*Element data from apps and pages:*
|---|
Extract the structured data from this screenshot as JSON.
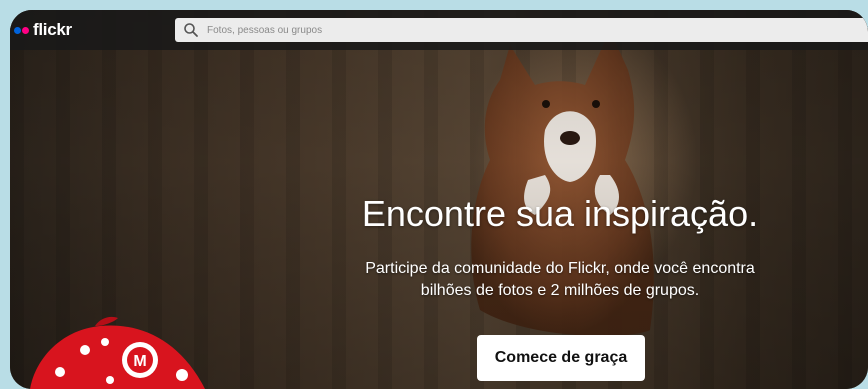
{
  "header": {
    "logo_text": "flickr",
    "search": {
      "placeholder": "Fotos, pessoas ou grupos",
      "icon": "search-icon"
    }
  },
  "hero": {
    "headline": "Encontre sua inspiração.",
    "subtext_line1": "Participe da comunidade do Flickr, onde você encontra",
    "subtext_line2": "bilhões de fotos e 2 milhões de grupos.",
    "cta_label": "Comece de graça"
  },
  "mascot": {
    "letter": "M"
  },
  "colors": {
    "logo_blue": "#0063dc",
    "logo_pink": "#ff0084",
    "cta_bg": "#ffffff"
  }
}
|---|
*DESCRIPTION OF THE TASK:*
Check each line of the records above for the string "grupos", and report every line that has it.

*SOLVED EXERCISE:*
      "placeholder": "Fotos, pessoas ou grupos",
    "subtext_line2": "bilhões de fotos e 2 milhões de grupos.",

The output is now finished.